BACKGROUND: The ICH E14 guidance suggests that concentration-effect (CE) modeling can complement the primary analysis. Recently, the understanding of this technique has improved and novel methods have been proposed. Based on three Phase I studies; we compared CE to conventional per time point analysis to prove its validity for QT prolongation detection.
METHODS: The studies were designed as double-blind, randomized, placebo-controlled, four-way, crossover TQT studies in healthy male and female subjects. A per time point analysis was performed as primary analysis. CE analysis based on the change from baseline of QTcF or QTcI were performed as secondary analyses. We compared these results with respect to the size of the QT effect.
RESULTS: In the first study, modeling was done regardless the circadian variability. The effects of lower dose (no relevant QTc prolongation) and higher dose (slightly above the threshold of regulatory concern) were well reproduced with the CE analysis. For subsequent negative studies, CE analyses were based on the placebo corrected change from baseline. They showed a slight shortening of QTcF. As expected, confidence intervals for the predicted effect were narrower than those obtained by a per time point analysis.

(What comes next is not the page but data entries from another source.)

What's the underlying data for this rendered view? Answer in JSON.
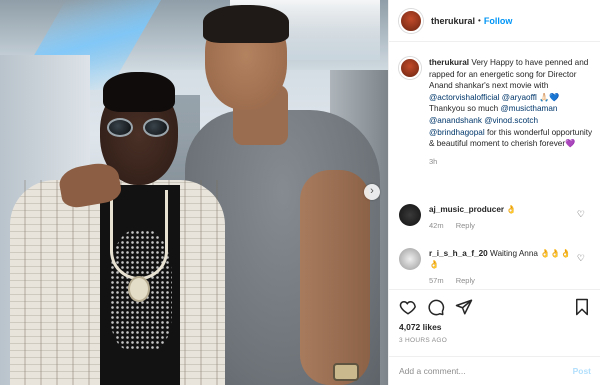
{
  "header": {
    "username": "therukural",
    "separator": "•",
    "follow_label": "Follow"
  },
  "caption": {
    "username": "therukural",
    "text_1": "Very Happy to have penned and rapped for an energetic song for Director Anand shankar's next movie with",
    "mention_1": "@actorvishalofficial",
    "mention_2": "@aryaoffl",
    "emoji_1": "🙏🏻💙",
    "text_2": "Thankyou so much",
    "mention_3": "@musicthaman",
    "mention_4": "@anandshank",
    "mention_5": "@vinod.scotch",
    "mention_6": "@brindhagopal",
    "text_3": "for this wonderful opportunity & beautiful moment to cherish forever",
    "emoji_2": "💜",
    "time": "3h"
  },
  "comments": [
    {
      "username": "aj_music_producer",
      "text": "👌",
      "time": "42m",
      "reply_label": "Reply"
    },
    {
      "username": "r_i_s_h_a_f_20",
      "text": "Waiting Anna 👌👌👌👌",
      "time": "57m",
      "reply_label": "Reply"
    }
  ],
  "actions": {
    "likes": "4,072 likes",
    "time_ago": "3 HOURS AGO"
  },
  "add_comment": {
    "placeholder": "Add a comment...",
    "post_label": "Post"
  },
  "photo": {
    "next_icon": "chevron-right-icon"
  },
  "colors": {
    "link_blue": "#0095f6",
    "mention": "#00376b",
    "muted": "#8e8e8e",
    "post_disabled": "#b2dffc"
  }
}
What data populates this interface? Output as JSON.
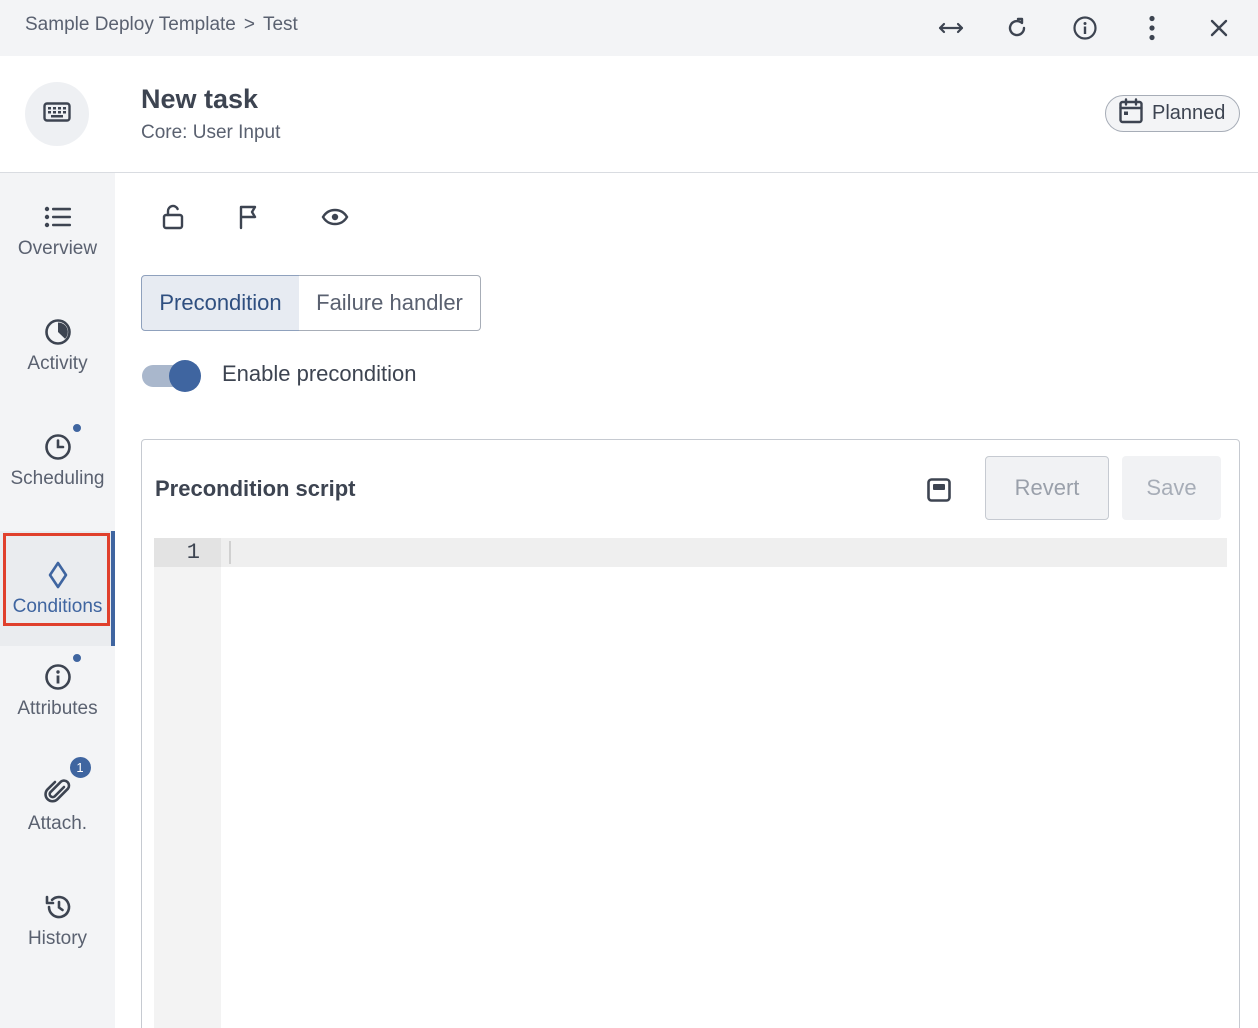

CONCLUSION: CE analysis has evolved as a valuable tool: it complements the per time point analysis, as expected; and the confidence intervals obtained at relevant plasma drug concentrations are narrower than those obtained from the conventional per-time point analysis. The CE analysis enables the information on QT changes to be collected in early phase studies when relationship between the drug or its metabolite and QT interval is to be evaluated, as it is sufficiently sensitive to detect a QT change of 5 ms and cost-effective, i.e. may be used on a smaller sample size.